A bustle is a type of framework used to expand the fullness or support the drapery of the back of a woman's dress, occurring predominantly between the mid-to late 1800s. Bustles were worn under the skirt in the back, just below the waist, to keep the skirt from dragging. Heavy fabric tended to pull the back of a skirt down and flatten it. Thus, a woman's petticoated or crinolined skirt would lose its shape during everyday wear (from merely sitting down or moving about). The word "bustle" has become synonymous with the fashion to which the bustle was integral.
A waistcoat is a sleeveless upper-body garment worn over a dress shirt and necktie and below a Coat as a part of most men's formal wear, and as the third piece of the three-piece male business suit.
A cummerbund is a broad waist sash, usually pleated, which is often worn with single-breasted dinner jackets.
A robe is a loose-fitting outer clothing.
A smoking jacket is an overgarment designed for the purposes of smoking tobacco, usually in the form of smoking pipes and cigars, or for domestic leisure.
The cummerbund was first adopted by British Empire military officers in colonial India as a cool alternative to a waistcoat, and later spread to civilian uses.
The influence of sport is very noticeable in the Victorian period. All kind of new sports were now coming into favour, and it was impossible to practise them with any comfort in the formal dress of the day. By 1894 many more women were taking part in sporting activities and their clothes had to be adapted accordingly. The 1890's saw the formation of the Original Lady's Cricketers' Club (1890) and the Ladies Golf Union (1893), and the first international hockey match for ladies (1897).
One of the most popular sporting activities was bicycling. A favored costume exists of a double-breasted jacket with large leg-of-mutton sleeves. Underneath a lady was wearing a shirt blouse with a stiffened collar and a man's tie. She also has on wide knickerbockers, coloured stockings made of cotton and a straw hat with stand-up trimmings and a face veil. For a game of tennis, a lady wore a blouse and a short skirt (two inches of the ground!), a cap, a tie and gloves. A bathing costume was made of cotton with insets of embroidery.
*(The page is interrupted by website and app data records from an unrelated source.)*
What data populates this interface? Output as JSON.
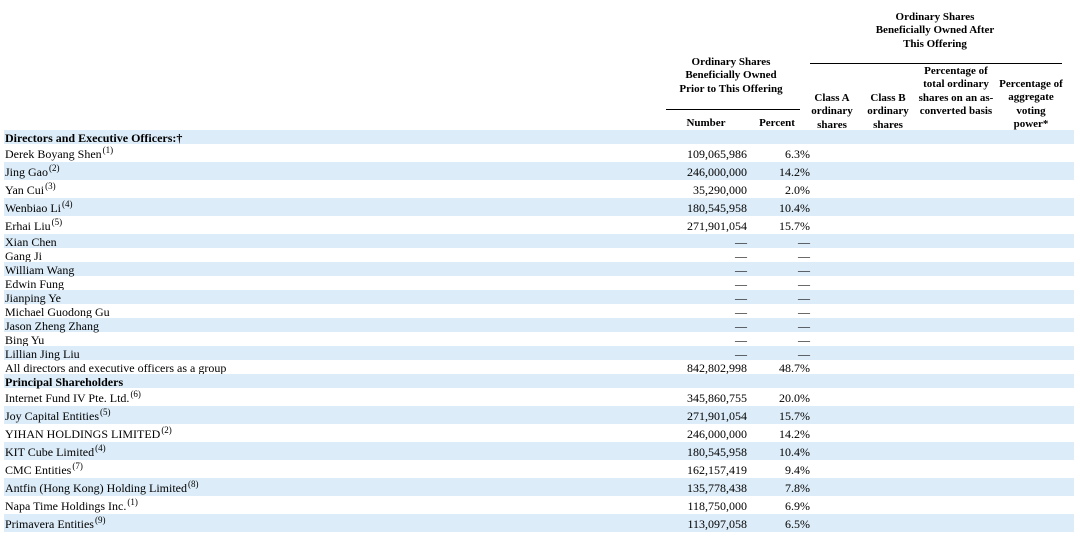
{
  "headers": {
    "prior_group": "Ordinary Shares Beneficially Owned Prior to This Offering",
    "after_group": "Ordinary Shares Beneficially Owned After This Offering",
    "number": "Number",
    "percent": "Percent",
    "class_a": "Class A ordinary shares",
    "class_b": "Class B ordinary shares",
    "pct_total": "Percentage of total ordinary shares on an as-converted basis",
    "pct_voting": "Percentage of aggregate voting power*"
  },
  "rows": [
    {
      "name": "Directors and Executive Officers:†",
      "section": true
    },
    {
      "name": "Derek Boyang Shen",
      "note": "(1)",
      "number": "109,065,986",
      "percent": "6.3%"
    },
    {
      "name": "Jing Gao",
      "note": "(2)",
      "number": "246,000,000",
      "percent": "14.2%"
    },
    {
      "name": "Yan Cui",
      "note": "(3)",
      "number": "35,290,000",
      "percent": "2.0%"
    },
    {
      "name": "Wenbiao Li",
      "note": "(4)",
      "number": "180,545,958",
      "percent": "10.4%"
    },
    {
      "name": "Erhai Liu",
      "note": "(5)",
      "number": "271,901,054",
      "percent": "15.7%"
    },
    {
      "name": "Xian Chen",
      "number": "—",
      "percent": "—"
    },
    {
      "name": "Gang Ji",
      "number": "—",
      "percent": "—"
    },
    {
      "name": "William Wang",
      "number": "—",
      "percent": "—"
    },
    {
      "name": "Edwin Fung",
      "number": "—",
      "percent": "—"
    },
    {
      "name": "Jianping Ye",
      "number": "—",
      "percent": "—"
    },
    {
      "name": "Michael Guodong Gu",
      "number": "—",
      "percent": "—"
    },
    {
      "name": "Jason Zheng Zhang",
      "number": "—",
      "percent": "—"
    },
    {
      "name": "Bing Yu",
      "number": "—",
      "percent": "—"
    },
    {
      "name": "Lillian Jing Liu",
      "number": "—",
      "percent": "—"
    },
    {
      "name": "All directors and executive officers as a group",
      "number": "842,802,998",
      "percent": "48.7%"
    },
    {
      "name": "Principal Shareholders",
      "section": true
    },
    {
      "name": "Internet Fund IV Pte. Ltd.",
      "note": "(6)",
      "number": "345,860,755",
      "percent": "20.0%"
    },
    {
      "name": "Joy Capital Entities",
      "note": "(5)",
      "number": "271,901,054",
      "percent": "15.7%"
    },
    {
      "name": "YIHAN HOLDINGS LIMITED",
      "note": "(2)",
      "number": "246,000,000",
      "percent": "14.2%"
    },
    {
      "name": "KIT Cube Limited",
      "note": "(4)",
      "number": "180,545,958",
      "percent": "10.4%"
    },
    {
      "name": "CMC Entities",
      "note": "(7)",
      "number": "162,157,419",
      "percent": "9.4%"
    },
    {
      "name": "Antfin (Hong Kong) Holding Limited",
      "note": "(8)",
      "number": "135,778,438",
      "percent": "7.8%"
    },
    {
      "name": "Napa Time Holdings Inc.",
      "note": "(1)",
      "number": "118,750,000",
      "percent": "6.9%"
    },
    {
      "name": "Primavera Entities",
      "note": "(9)",
      "number": "113,097,058",
      "percent": "6.5%"
    }
  ]
}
These outfits may appear very cumbersome to us, and it is difficult imagine participating in sport hampered by so much material. These clothes however were quite revolutionary in their time and were frowned upon by many as quite scandalous. At this time, women were beginning their struggle for emancipation and it is interesting that their desire to be on an equal footing with men is reflected in the clothes that they wore. The wide leg-of-mutton sleeves gave ladies a masculine, rather aggressive appearance rather than emphasizing their femininity.
Most men enjoyed the hunting season when they could practise their hunting skills by hunting deer, fox or wild fowl. In 1872 a brown tweed shooting outfit was popular with a jacket buttoned high to the neck, and leather gaiters.
The 1890's as a whole was a period of changing values. For the young there was a new breath of freedom in the air, symbolized both by their sports costumes and by the extravagance of their ordinary dress. It was perfectly plain that the Victorian Age was drawing to its close.
|Secret History of the Corset and Crinoline||Flamboyance and the Crinoline Craze|
|From Crinoline, to Crinolette, to Bustle||Over-Structured Opulence to the 'Healthy Corset'|
|A Turn Toward the Bust: Early 20th Century||All Tied-Up: The Corset in Contemporary Fashion|
|Fashion | Page 1||Charles Frederick Worth||Court Fashion||Fashion Plates|
|Dress, Fashion and Modernity||Corset Controversy||Bloomers and Reformers||Bicycles|
|Victorian Age Fashion Galleries|